Number (order and place value)
topic badge

Order numbers (1000 to 10000)

Lesson

Ordering numbers biggest to smallest

Let's try ordering some numbers from biggest to smallest. This is also known as descending order, or where the numbers decrease. Hint: think of "descending" some stairs, meaning going down the stairs. 

An easy way to do this is by scanning the number from left to right, comparing the size of the numbers in the largest place value column first. Start by identifying the largest number, or move onto the next column if they are the same value. Repeat this process until all of the numbers are in order. 

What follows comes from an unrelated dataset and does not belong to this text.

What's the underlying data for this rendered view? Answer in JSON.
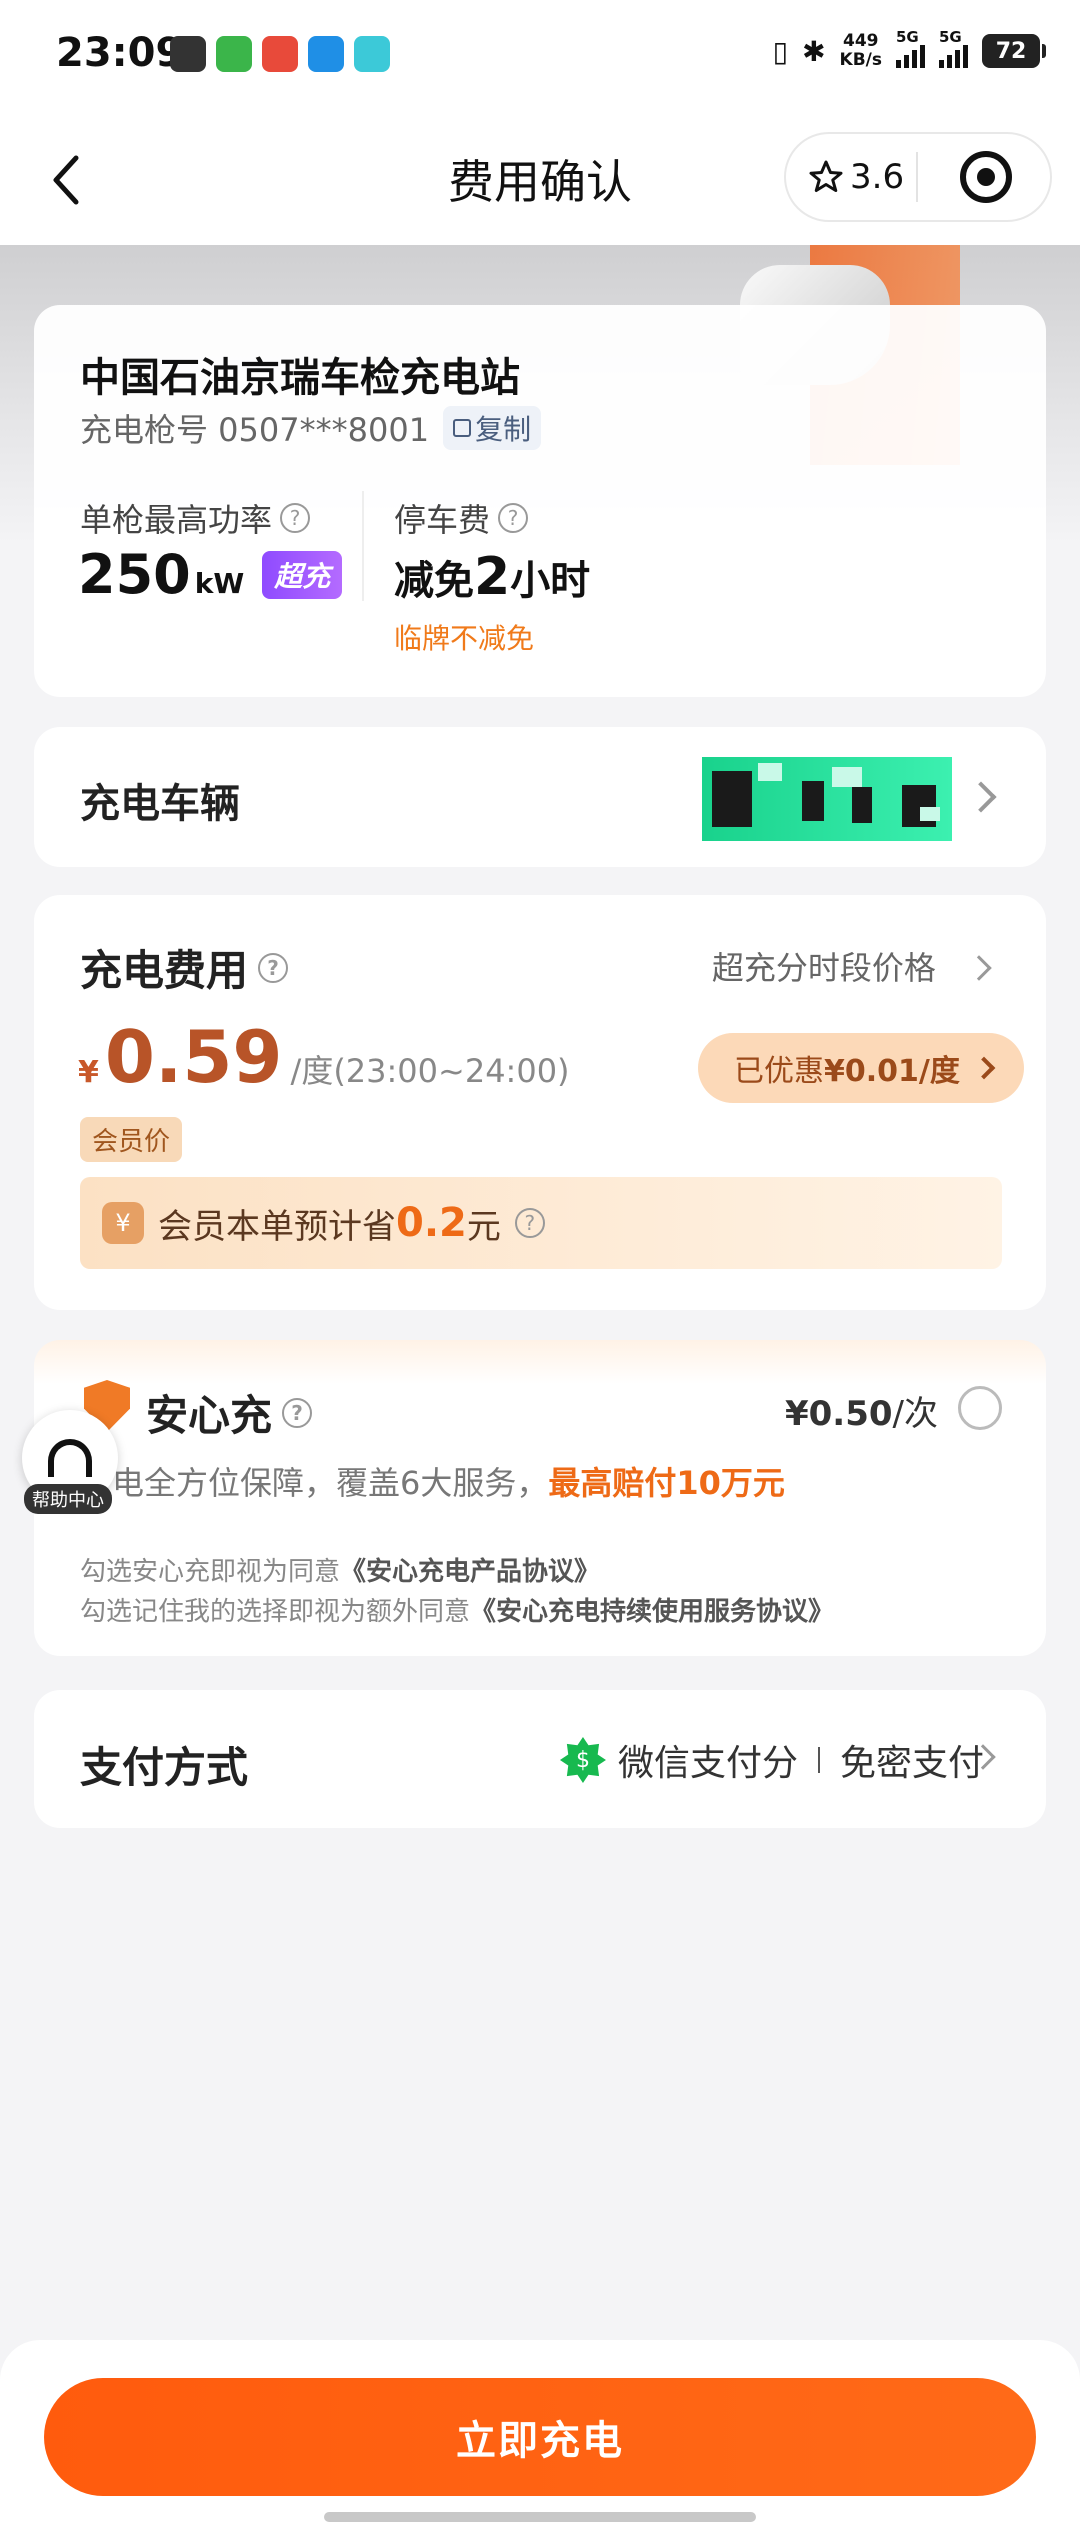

Let's watch this video for an example on how to do this. 

 

ORdering Numbers Smallest to Largest

Now let's order some numbers from smallest to largest. This is also known ascending order, or where the numbers increase.

Hint: think of "ascending as the opposite to "descending". 

We do this by scanning the number from left to right, comparing the size of the greatest value first. 

Let's watch this video for an example on how to do this. 

 

Symbols used 

We can use mathematical symbols to represent when one number is smaller or larger than another number. 

  $>$> means greater than (or more than, or larger than) 

  $<$< means less than (or smaller than)

For example, $300<400$300<400 means “$300$300 is less than $400$400.” 
Another example is, $1200>1000$1200>1000 means “one thousand, two hundred is greater than one thousand". 

 

Examples: 

question 1 

Order these numbers from biggest to smallest. Put a comma between each number.

  1. $2548,2458,2584$2548,2458,2584

  2. $4337,3347,4733$4337,3347,4733

question 2

Order these numbers so they are decreasing in value. Put a comma between each number.

  1. $3261,3126,3216$3261,3126,3216

  2. $3378,7833,7338$3378,7833,7338

question 3

Is the following statement true?

  1. $2318$2318 is less than $2234$2234

    True

    A

    False

    B

    True

    A

    False

    B

What is Mathspace

About Mathspace